◆ WORK TO COMPLETE: Set down every entry once more, character for character.

◆ SUPPLIED RECORDS:
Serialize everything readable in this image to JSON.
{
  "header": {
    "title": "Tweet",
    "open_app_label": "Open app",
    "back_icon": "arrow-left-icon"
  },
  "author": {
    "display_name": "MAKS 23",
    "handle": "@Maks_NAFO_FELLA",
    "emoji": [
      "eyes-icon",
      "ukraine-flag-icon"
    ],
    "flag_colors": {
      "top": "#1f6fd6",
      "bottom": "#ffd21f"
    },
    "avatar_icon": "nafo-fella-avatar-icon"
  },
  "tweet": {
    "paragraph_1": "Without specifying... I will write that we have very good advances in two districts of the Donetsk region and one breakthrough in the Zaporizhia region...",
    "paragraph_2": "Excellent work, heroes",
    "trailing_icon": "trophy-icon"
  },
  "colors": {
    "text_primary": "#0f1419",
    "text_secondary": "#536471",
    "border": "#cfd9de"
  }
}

◆ OUTPUT OF THE TASK:
Serialize everything readable in this image to JSON.
{
  "header": {
    "title": "Tweet",
    "open_app_label": "Open app",
    "back_icon": "arrow-left-icon"
  },
  "author": {
    "display_name": "MAKS 23",
    "handle": "@Maks_NAFO_FELLA",
    "emoji": [
      "eyes-icon",
      "ukraine-flag-icon"
    ],
    "flag_colors": {
      "top": "#1f6fd6",
      "bottom": "#ffd21f"
    },
    "avatar_icon": "nafo-fella-avatar-icon"
  },
  "tweet": {
    "paragraph_1": "Without specifying... I will write that we have very good advances in two districts of the Donetsk region and one breakthrough in the Zaporizhia region...",
    "paragraph_2": "Excellent work, heroes",
    "trailing_icon": "trophy-icon"
  },
  "colors": {
    "text_primary": "#0f1419",
    "text_secondary": "#536471",
    "border": "#cfd9de"
  }
}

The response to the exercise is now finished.